#### Directions for this task:
Repeat each entry. Keep every line exactly as it is.
BEGIN Records for the exercise
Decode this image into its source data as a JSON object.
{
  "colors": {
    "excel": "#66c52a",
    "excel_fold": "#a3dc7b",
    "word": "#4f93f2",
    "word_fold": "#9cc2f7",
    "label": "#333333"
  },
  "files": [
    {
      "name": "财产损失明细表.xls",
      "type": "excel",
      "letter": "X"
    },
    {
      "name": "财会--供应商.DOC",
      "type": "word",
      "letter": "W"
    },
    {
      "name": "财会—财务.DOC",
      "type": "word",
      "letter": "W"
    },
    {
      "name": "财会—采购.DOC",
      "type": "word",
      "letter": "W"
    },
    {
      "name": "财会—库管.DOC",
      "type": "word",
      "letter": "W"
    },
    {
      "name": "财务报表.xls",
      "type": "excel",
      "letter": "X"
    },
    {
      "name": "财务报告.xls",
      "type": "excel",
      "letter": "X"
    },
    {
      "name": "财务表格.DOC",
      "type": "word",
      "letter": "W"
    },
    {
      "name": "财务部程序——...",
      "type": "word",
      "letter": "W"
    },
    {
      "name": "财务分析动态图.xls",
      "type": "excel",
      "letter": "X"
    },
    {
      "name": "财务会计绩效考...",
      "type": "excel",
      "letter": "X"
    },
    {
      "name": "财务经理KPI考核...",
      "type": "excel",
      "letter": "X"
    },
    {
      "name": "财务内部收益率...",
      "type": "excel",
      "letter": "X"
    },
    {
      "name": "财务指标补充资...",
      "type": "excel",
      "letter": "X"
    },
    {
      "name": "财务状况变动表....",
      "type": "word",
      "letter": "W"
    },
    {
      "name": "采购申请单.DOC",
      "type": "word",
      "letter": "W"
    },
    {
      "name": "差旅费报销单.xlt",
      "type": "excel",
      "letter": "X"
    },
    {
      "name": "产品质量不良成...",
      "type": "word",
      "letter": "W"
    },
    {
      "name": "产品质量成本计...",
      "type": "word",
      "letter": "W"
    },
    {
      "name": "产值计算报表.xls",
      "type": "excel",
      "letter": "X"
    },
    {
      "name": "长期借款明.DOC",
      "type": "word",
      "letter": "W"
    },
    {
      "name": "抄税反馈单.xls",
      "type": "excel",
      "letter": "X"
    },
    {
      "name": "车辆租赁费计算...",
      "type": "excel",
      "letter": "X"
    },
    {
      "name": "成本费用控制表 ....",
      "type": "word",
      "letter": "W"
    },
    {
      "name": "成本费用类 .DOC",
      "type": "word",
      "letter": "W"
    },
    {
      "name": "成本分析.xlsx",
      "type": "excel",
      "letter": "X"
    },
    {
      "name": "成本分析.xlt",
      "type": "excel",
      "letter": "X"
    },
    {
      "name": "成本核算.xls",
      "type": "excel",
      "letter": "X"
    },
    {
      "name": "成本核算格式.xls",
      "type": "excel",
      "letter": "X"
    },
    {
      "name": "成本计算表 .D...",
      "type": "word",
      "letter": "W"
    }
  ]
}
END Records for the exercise
#### Task solution:
Decode this image into its source data as a JSON object.
{
  "colors": {
    "excel": "#66c52a",
    "excel_fold": "#a3dc7b",
    "word": "#4f93f2",
    "word_fold": "#9cc2f7",
    "label": "#333333"
  },
  "files": [
    {
      "name": "财产损失明细表.xls",
      "type": "excel",
      "letter": "X"
    },
    {
      "name": "财会--供应商.DOC",
      "type": "word",
      "letter": "W"
    },
    {
      "name": "财会—财务.DOC",
      "type": "word",
      "letter": "W"
    },
    {
      "name": "财会—采购.DOC",
      "type": "word",
      "letter": "W"
    },
    {
      "name": "财会—库管.DOC",
      "type": "word",
      "letter": "W"
    },
    {
      "name": "财务报表.xls",
      "type": "excel",
      "letter": "X"
    },
    {
      "name": "财务报告.xls",
      "type": "excel",
      "letter": "X"
    },
    {
      "name": "财务表格.DOC",
      "type": "word",
      "letter": "W"
    },
    {
      "name": "财务部程序——...",
      "type": "word",
      "letter": "W"
    },
    {
      "name": "财务分析动态图.xls",
      "type": "excel",
      "letter": "X"
    },
    {
      "name": "财务会计绩效考...",
      "type": "excel",
      "letter": "X"
    },
    {
      "name": "财务经理KPI考核...",
      "type": "excel",
      "letter": "X"
    },
    {
      "name": "财务内部收益率...",
      "type": "excel",
      "letter": "X"
    },
    {
      "name": "财务指标补充资...",
      "type": "excel",
      "letter": "X"
    },
    {
      "name": "财务状况变动表....",
      "type": "word",
      "letter": "W"
    },
    {
      "name": "采购申请单.DOC",
      "type": "word",
      "letter": "W"
    },
    {
      "name": "差旅费报销单.xlt",
      "type": "excel",
      "letter": "X"
    },
    {
      "name": "产品质量不良成...",
      "type": "word",
      "letter": "W"
    },
    {
      "name": "产品质量成本计...",
      "type": "word",
      "letter": "W"
    },
    {
      "name": "产值计算报表.xls",
      "type": "excel",
      "letter": "X"
    },
    {
      "name": "长期借款明.DOC",
      "type": "word",
      "letter": "W"
    },
    {
      "name": "抄税反馈单.xls",
      "type": "excel",
      "letter": "X"
    },
    {
      "name": "车辆租赁费计算...",
      "type": "excel",
      "letter": "X"
    },
    {
      "name": "成本费用控制表 ....",
      "type": "word",
      "letter": "W"
    },
    {
      "name": "成本费用类 .DOC",
      "type": "word",
      "letter": "W"
    },
    {
      "name": "成本分析.xlsx",
      "type": "excel",
      "letter": "X"
    },
    {
      "name": "成本分析.xlt",
      "type": "excel",
      "letter": "X"
    },
    {
      "name": "成本核算.xls",
      "type": "excel",
      "letter": "X"
    },
    {
      "name": "成本核算格式.xls",
      "type": "excel",
      "letter": "X"
    },
    {
      "name": "成本计算表 .D...",
      "type": "word",
      "letter": "W"
    }
  ]
}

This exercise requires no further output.